• Exercise instructions: Would you set down the data below exactly as shown?

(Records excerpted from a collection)
━━━━━━━━━━
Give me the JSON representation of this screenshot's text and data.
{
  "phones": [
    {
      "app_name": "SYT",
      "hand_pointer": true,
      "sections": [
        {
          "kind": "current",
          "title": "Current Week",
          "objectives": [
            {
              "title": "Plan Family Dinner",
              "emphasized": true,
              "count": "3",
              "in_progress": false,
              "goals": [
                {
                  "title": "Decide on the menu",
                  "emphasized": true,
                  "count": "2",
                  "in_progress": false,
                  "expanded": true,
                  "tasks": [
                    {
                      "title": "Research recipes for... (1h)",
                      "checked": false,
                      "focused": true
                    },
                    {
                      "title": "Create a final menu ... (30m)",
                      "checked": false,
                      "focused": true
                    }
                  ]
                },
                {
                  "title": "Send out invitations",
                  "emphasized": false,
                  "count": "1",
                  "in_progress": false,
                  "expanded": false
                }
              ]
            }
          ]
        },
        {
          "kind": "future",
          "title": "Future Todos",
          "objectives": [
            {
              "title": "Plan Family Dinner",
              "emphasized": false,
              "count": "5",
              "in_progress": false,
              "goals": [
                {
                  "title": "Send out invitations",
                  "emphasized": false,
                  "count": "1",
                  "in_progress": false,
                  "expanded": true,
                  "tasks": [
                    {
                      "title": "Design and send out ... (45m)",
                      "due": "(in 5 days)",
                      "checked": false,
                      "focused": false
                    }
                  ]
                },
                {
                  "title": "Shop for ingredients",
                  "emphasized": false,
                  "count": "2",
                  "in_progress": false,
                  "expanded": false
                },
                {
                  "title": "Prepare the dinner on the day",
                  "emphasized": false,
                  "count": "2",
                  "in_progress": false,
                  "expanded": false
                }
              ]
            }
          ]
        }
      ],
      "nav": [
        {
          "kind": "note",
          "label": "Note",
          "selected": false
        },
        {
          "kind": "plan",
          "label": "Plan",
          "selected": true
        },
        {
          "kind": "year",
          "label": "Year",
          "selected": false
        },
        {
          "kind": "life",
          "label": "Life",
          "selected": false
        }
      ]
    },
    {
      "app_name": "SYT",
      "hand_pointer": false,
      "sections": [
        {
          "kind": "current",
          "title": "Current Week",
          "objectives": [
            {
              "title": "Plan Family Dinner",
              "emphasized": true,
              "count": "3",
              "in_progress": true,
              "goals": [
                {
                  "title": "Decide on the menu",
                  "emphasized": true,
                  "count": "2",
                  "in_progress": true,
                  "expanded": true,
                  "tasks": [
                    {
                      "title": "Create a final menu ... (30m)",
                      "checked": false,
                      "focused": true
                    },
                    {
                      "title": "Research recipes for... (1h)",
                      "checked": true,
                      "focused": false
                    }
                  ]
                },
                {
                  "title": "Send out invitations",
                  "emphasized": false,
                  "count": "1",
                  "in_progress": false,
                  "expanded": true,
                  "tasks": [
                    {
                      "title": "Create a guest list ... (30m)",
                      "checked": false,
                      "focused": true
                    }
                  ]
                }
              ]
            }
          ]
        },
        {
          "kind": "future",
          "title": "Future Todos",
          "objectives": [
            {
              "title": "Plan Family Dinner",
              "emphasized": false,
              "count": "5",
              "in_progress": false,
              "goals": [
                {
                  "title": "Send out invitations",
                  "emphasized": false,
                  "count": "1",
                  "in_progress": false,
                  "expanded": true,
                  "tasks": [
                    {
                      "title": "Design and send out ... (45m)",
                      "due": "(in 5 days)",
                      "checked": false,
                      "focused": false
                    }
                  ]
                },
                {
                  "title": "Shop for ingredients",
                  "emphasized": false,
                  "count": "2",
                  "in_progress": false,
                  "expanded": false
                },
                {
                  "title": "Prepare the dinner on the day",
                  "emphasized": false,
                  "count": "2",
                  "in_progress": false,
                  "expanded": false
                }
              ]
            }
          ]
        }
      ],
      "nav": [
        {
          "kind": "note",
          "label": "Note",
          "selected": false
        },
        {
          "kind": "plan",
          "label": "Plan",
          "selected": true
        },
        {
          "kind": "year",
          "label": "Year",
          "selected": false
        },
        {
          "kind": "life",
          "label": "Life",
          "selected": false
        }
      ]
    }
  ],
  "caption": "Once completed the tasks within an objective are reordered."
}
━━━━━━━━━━
• Written reply:
Give me the JSON representation of this screenshot's text and data.
{
  "phones": [
    {
      "app_name": "SYT",
      "hand_pointer": true,
      "sections": [
        {
          "kind": "current",
          "title": "Current Week",
          "objectives": [
            {
              "title": "Plan Family Dinner",
              "emphasized": true,
              "count": "3",
              "in_progress": false,
              "goals": [
                {
                  "title": "Decide on the menu",
                  "emphasized": true,
                  "count": "2",
                  "in_progress": false,
                  "expanded": true,
                  "tasks": [
                    {
                      "title": "Research recipes for... (1h)",
                      "checked": false,
                      "focused": true
                    },
                    {
                      "title": "Create a final menu ... (30m)",
                      "checked": false,
                      "focused": true
                    }
                  ]
                },
                {
                  "title": "Send out invitations",
                  "emphasized": false,
                  "count": "1",
                  "in_progress": false,
                  "expanded": false
                }
              ]
            }
          ]
        },
        {
          "kind": "future",
          "title": "Future Todos",
          "objectives": [
            {
              "title": "Plan Family Dinner",
              "emphasized": false,
              "count": "5",
              "in_progress": false,
              "goals": [
                {
                  "title": "Send out invitations",
                  "emphasized": false,
                  "count": "1",
                  "in_progress": false,
                  "expanded": true,
                  "tasks": [
                    {
                      "title": "Design and send out ... (45m)",
                      "due": "(in 5 days)",
                      "checked": false,
                      "focused": false
                    }
                  ]
                },
                {
                  "title": "Shop for ingredients",
                  "emphasized": false,
                  "count": "2",
                  "in_progress": false,
                  "expanded": false
                },
                {
                  "title": "Prepare the dinner on the day",
                  "emphasized": false,
                  "count": "2",
                  "in_progress": false,
                  "expanded": false
                }
              ]
            }
          ]
        }
      ],
      "nav": [
        {
          "kind": "note",
          "label": "Note",
          "selected": false
        },
        {
          "kind": "plan",
          "label": "Plan",
          "selected": true
        },
        {
          "kind": "year",
          "label": "Year",
          "selected": false
        },
        {
          "kind": "life",
          "label": "Life",
          "selected": false
        }
      ]
    },
    {
      "app_name": "SYT",
      "hand_pointer": false,
      "sections": [
        {
          "kind": "current",
          "title": "Current Week",
          "objectives": [
            {
              "title": "Plan Family Dinner",
              "emphasized": true,
              "count": "3",
              "in_progress": true,
              "goals": [
                {
                  "title": "Decide on the menu",
                  "emphasized": true,
                  "count": "2",
                  "in_progress": true,
                  "expanded": true,
                  "tasks": [
                    {
                      "title": "Create a final menu ... (30m)",
                      "checked": false,
                      "focused": true
                    },
                    {
                      "title": "Research recipes for... (1h)",
                      "checked": true,
                      "focused": false
                    }
                  ]
                },
                {
                  "title": "Send out invitations",
                  "emphasized": false,
                  "count": "1",
                  "in_progress": false,
                  "expanded": true,
                  "tasks": [
                    {
                      "title": "Create a guest list ... (30m)",
                      "checked": false,
                      "focused": true
                    }
                  ]
                }
              ]
            }
          ]
        },
        {
          "kind": "future",
          "title": "Future Todos",
          "objectives": [
            {
              "title": "Plan Family Dinner",
              "emphasized": false,
              "count": "5",
              "in_progress": false,
              "goals": [
                {
                  "title": "Send out invitations",
                  "emphasized": false,
                  "count": "1",
                  "in_progress": false,
                  "expanded": true,
                  "tasks": [
                    {
                      "title": "Design and send out ... (45m)",
                      "due": "(in 5 days)",
                      "checked": false,
                      "focused": false
                    }
                  ]
                },
                {
                  "title": "Shop for ingredients",
                  "emphasized": false,
                  "count": "2",
                  "in_progress": false,
                  "expanded": false
                },
                {
                  "title": "Prepare the dinner on the day",
                  "emphasized": false,
                  "count": "2",
                  "in_progress": false,
                  "expanded": false
                }
              ]
            }
          ]
        }
      ],
      "nav": [
        {
          "kind": "note",
          "label": "Note",
          "selected": false
        },
        {
          "kind": "plan",
          "label": "Plan",
          "selected": true
        },
        {
          "kind": "year",
          "label": "Year",
          "selected": false
        },
        {
          "kind": "life",
          "label": "Life",
          "selected": false
        }
      ]
    }
  ],
  "caption": "Once completed the tasks within an objective are reordered."
}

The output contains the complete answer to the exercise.